TO DO:
From the records below, give the number of lines that contain the string "JSON", without any other text.

RECORDS FOR THIS TASK:
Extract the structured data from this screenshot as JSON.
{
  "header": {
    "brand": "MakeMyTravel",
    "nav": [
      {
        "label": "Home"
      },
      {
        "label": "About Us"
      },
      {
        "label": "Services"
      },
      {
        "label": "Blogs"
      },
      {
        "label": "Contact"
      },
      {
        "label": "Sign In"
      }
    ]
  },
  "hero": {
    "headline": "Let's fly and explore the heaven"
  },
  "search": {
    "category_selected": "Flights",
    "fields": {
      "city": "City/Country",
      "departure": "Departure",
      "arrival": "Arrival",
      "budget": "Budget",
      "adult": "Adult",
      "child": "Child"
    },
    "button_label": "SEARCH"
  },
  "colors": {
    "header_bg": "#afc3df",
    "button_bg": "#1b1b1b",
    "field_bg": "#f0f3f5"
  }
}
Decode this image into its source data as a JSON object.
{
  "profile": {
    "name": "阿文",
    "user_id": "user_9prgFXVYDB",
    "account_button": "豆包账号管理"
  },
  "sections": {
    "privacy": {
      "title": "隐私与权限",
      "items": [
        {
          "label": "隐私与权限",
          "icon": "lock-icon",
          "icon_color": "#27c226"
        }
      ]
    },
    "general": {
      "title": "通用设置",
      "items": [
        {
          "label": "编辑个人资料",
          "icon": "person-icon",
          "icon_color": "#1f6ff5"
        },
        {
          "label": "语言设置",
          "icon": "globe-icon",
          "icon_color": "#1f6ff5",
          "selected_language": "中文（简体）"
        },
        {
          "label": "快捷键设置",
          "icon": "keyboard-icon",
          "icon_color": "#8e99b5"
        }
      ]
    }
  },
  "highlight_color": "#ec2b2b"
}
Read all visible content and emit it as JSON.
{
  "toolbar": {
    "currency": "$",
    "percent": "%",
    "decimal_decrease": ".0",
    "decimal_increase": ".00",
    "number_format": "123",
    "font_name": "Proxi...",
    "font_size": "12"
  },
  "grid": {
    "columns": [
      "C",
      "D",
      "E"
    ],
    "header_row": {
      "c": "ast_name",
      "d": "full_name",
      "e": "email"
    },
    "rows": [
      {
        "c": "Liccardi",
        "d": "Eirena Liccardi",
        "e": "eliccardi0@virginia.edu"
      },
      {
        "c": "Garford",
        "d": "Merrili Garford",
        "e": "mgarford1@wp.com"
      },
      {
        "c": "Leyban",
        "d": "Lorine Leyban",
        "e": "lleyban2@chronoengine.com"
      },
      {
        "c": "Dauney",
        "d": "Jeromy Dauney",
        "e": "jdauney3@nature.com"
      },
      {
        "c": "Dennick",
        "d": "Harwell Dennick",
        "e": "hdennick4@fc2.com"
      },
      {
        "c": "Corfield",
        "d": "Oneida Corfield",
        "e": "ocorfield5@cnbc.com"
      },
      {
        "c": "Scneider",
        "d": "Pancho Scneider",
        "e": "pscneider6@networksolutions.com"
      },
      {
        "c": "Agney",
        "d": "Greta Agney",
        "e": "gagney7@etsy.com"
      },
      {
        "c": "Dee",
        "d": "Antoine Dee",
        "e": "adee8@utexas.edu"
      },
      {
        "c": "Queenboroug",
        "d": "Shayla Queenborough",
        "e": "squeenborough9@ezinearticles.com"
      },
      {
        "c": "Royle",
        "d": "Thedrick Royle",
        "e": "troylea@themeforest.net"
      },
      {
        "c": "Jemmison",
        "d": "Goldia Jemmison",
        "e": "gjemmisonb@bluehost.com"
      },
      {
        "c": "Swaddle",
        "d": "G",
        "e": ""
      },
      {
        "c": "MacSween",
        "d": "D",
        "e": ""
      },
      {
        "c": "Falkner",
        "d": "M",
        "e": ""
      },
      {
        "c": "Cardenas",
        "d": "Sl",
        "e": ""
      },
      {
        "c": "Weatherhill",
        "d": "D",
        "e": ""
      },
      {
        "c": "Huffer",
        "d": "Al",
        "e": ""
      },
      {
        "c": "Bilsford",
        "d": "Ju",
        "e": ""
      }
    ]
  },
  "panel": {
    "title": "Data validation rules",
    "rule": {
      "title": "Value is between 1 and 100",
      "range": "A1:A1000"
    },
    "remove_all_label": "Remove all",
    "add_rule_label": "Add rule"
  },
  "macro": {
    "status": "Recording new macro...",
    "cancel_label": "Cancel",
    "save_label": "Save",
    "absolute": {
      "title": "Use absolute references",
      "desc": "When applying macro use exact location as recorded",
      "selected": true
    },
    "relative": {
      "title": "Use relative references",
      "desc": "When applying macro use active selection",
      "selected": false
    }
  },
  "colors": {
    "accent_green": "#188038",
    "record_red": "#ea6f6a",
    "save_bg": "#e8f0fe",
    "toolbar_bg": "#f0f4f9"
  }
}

TASK RESPONSE:
3